OWP has been boom and bust for a long time – we’ve heard it described as the Boeings of Okanogan County back in the days when it was Biles-Coleman. Mid-county, with its larger population will probably more easily absorb the lost jobs – but no area in our county can lose good paying steady paychecks and not feel the hurt.

What’s in store for OWP, we’re not sure it will probably come back in some form. And, we can’t imagine not having something in the dry good side of Prince’s Center either if the business eventually shuts its doors. If that will happen is anyone’s guess, but it’s time we come up with a plan to make sure we have good jobs in the Oroville area, so our businesses can rely as much or more on local paychecks to keep them going.

About Gary DeVon

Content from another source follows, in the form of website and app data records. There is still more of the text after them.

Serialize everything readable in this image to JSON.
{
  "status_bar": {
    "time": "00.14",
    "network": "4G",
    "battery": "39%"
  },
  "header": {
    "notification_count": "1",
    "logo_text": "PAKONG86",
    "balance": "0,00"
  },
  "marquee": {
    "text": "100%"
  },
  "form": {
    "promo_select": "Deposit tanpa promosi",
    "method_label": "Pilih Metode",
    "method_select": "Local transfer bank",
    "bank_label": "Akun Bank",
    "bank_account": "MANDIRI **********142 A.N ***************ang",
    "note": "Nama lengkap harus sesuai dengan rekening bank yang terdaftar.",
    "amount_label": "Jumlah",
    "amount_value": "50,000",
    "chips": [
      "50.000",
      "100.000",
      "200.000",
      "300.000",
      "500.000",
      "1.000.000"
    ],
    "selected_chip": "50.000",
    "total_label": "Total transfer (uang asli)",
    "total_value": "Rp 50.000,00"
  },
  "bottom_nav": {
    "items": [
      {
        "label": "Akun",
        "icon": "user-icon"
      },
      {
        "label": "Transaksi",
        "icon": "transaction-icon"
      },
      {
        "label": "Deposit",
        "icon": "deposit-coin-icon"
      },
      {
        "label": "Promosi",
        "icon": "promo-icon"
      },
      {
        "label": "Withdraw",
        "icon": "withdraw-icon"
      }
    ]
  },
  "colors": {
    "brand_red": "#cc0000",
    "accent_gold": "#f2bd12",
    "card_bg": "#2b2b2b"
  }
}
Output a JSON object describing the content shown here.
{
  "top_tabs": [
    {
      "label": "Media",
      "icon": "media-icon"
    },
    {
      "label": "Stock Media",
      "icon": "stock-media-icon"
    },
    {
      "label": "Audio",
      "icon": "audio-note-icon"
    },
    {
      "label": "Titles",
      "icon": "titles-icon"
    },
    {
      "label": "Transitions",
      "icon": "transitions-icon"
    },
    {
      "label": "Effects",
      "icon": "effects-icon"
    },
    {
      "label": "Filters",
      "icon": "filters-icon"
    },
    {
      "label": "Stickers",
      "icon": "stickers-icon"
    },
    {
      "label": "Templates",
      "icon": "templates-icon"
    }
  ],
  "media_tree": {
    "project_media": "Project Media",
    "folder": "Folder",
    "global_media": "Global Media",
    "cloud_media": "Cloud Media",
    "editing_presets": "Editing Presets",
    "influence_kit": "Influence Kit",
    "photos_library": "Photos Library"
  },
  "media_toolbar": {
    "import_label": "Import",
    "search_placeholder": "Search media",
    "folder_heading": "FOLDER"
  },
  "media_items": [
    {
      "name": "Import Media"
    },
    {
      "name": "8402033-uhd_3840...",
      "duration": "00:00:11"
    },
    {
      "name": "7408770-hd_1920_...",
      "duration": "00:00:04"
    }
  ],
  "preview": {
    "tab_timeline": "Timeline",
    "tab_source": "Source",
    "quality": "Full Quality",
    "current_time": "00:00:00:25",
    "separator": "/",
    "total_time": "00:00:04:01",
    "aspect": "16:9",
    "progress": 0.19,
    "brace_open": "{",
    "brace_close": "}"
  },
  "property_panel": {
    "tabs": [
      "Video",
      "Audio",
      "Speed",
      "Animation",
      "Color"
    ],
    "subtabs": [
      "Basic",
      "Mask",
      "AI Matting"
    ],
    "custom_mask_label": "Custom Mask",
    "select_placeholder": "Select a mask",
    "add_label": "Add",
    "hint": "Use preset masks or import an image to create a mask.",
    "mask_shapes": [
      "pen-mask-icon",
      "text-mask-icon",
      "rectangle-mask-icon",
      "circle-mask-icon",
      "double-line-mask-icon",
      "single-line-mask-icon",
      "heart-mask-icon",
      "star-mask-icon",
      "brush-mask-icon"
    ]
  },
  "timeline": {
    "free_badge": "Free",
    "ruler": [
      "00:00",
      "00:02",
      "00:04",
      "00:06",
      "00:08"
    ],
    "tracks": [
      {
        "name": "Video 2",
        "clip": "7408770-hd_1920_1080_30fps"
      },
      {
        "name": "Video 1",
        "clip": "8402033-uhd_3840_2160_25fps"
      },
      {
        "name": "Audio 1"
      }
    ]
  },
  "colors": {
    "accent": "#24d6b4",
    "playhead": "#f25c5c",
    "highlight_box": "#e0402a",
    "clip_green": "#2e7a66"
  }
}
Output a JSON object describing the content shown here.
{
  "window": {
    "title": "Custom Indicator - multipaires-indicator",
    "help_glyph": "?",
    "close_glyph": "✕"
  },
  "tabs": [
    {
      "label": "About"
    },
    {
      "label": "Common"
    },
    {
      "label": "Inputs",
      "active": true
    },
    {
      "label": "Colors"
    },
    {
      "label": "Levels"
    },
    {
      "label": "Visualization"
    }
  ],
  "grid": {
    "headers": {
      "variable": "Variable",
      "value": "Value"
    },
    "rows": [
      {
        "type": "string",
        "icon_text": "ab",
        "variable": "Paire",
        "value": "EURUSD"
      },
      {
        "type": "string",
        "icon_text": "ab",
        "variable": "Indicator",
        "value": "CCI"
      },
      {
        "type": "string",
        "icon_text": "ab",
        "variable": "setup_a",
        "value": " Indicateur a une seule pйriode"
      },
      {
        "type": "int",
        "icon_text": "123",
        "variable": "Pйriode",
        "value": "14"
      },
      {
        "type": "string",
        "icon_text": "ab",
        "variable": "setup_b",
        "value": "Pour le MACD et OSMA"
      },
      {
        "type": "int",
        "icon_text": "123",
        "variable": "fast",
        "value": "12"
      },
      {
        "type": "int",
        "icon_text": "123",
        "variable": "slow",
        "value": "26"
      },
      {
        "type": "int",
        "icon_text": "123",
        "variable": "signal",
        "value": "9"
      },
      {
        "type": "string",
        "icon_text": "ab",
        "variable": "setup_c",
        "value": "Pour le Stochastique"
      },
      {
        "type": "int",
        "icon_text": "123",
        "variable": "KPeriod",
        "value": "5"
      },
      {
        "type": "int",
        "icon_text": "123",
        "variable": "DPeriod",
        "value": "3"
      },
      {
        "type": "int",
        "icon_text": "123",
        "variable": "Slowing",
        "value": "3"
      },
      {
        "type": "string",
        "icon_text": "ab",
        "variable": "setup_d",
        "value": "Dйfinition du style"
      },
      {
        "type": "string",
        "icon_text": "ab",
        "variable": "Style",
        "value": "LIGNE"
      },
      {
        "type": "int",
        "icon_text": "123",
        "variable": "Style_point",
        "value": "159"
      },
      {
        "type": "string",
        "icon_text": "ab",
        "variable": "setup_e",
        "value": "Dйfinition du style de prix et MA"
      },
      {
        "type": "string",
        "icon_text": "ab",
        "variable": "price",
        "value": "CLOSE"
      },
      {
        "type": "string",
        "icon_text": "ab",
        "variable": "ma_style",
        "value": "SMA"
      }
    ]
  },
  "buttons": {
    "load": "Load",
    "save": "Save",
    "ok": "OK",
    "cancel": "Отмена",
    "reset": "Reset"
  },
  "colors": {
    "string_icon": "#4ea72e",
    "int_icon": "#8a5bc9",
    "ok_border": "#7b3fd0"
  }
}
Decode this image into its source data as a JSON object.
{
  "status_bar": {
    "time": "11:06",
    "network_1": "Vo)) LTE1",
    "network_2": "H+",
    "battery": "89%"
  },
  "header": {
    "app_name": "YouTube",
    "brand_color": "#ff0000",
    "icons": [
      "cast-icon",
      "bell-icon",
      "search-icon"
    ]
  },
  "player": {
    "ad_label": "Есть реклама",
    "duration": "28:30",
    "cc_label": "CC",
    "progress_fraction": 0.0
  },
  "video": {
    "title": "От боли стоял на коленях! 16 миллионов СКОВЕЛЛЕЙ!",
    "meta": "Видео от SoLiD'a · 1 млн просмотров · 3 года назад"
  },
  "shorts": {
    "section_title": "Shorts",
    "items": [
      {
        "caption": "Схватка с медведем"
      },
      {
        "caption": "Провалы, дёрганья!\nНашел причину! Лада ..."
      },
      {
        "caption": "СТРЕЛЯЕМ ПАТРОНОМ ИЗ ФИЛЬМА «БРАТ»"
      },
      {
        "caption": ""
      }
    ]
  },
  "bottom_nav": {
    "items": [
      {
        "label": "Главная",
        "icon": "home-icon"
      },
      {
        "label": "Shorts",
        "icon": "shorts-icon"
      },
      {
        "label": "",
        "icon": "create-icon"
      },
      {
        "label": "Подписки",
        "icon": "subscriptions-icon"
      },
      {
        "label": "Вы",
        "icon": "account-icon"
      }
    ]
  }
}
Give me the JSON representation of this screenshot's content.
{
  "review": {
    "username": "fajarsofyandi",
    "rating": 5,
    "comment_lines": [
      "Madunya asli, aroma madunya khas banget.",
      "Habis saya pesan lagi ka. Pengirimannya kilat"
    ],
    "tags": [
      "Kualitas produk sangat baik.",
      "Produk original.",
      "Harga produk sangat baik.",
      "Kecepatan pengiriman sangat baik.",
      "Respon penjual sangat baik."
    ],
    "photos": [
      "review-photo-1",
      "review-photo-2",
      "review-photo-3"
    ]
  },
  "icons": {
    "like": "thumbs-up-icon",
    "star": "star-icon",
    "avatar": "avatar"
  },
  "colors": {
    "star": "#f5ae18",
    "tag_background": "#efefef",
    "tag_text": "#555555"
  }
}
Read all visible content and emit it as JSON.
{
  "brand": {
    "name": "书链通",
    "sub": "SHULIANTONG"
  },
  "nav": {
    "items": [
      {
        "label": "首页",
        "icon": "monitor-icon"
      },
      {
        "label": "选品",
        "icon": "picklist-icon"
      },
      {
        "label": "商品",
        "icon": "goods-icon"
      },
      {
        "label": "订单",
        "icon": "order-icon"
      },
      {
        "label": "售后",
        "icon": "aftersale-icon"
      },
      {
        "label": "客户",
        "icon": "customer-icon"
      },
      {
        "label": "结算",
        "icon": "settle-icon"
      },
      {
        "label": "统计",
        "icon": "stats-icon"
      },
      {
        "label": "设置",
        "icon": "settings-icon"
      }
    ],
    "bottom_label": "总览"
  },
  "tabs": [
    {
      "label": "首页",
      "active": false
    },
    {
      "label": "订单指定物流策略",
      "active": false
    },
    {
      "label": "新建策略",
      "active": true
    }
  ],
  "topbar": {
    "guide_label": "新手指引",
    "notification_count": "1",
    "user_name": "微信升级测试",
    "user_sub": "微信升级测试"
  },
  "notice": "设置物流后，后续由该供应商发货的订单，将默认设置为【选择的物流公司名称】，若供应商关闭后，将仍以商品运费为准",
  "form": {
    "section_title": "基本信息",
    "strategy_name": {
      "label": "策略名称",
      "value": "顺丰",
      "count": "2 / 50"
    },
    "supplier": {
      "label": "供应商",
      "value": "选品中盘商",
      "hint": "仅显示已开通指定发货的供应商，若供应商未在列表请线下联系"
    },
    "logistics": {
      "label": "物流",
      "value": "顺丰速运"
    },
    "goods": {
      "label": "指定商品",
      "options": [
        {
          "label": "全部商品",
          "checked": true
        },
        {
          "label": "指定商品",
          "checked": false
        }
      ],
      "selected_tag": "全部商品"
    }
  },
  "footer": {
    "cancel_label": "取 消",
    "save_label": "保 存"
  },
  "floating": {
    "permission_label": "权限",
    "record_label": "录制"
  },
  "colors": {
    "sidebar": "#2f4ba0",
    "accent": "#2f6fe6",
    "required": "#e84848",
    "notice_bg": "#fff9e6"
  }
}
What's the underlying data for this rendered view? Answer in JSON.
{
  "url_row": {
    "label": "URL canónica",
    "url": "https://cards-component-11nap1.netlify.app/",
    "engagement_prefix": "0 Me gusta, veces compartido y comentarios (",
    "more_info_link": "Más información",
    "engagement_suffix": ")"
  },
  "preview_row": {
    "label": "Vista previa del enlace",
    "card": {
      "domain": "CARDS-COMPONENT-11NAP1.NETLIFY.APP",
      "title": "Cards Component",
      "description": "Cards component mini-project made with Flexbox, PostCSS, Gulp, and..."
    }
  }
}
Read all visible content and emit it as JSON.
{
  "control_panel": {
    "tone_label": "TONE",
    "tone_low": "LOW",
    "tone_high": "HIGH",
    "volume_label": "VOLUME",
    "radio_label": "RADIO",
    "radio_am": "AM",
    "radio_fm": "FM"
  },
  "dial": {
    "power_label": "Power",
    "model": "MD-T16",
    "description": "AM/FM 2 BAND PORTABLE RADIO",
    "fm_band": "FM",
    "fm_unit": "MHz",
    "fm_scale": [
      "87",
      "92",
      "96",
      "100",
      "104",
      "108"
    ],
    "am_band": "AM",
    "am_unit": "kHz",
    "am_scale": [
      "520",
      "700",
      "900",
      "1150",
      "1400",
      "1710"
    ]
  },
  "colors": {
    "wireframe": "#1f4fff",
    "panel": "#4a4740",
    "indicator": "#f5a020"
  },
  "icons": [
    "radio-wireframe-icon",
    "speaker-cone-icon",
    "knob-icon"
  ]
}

Gary DeVon is the managing editor of the Okanogan Valley Gazette-Tribune and celebrated his 25th year at the newspaper in August 2012. He graduated from Gonzaga University with a degree in Communications - Print Journalism, with an emphasis in photojournalism. He is a proud alumnus of Oroville High School. His family first settled in Okanogan County in the late 1800s. His parents are Judy DeVon and the late Larry DeVon and he has two younger brothers - Dante and Michael. Many family members still call Oroville home. He has a grown daughter, Segornae Douglas and a young granddaughter, Erin.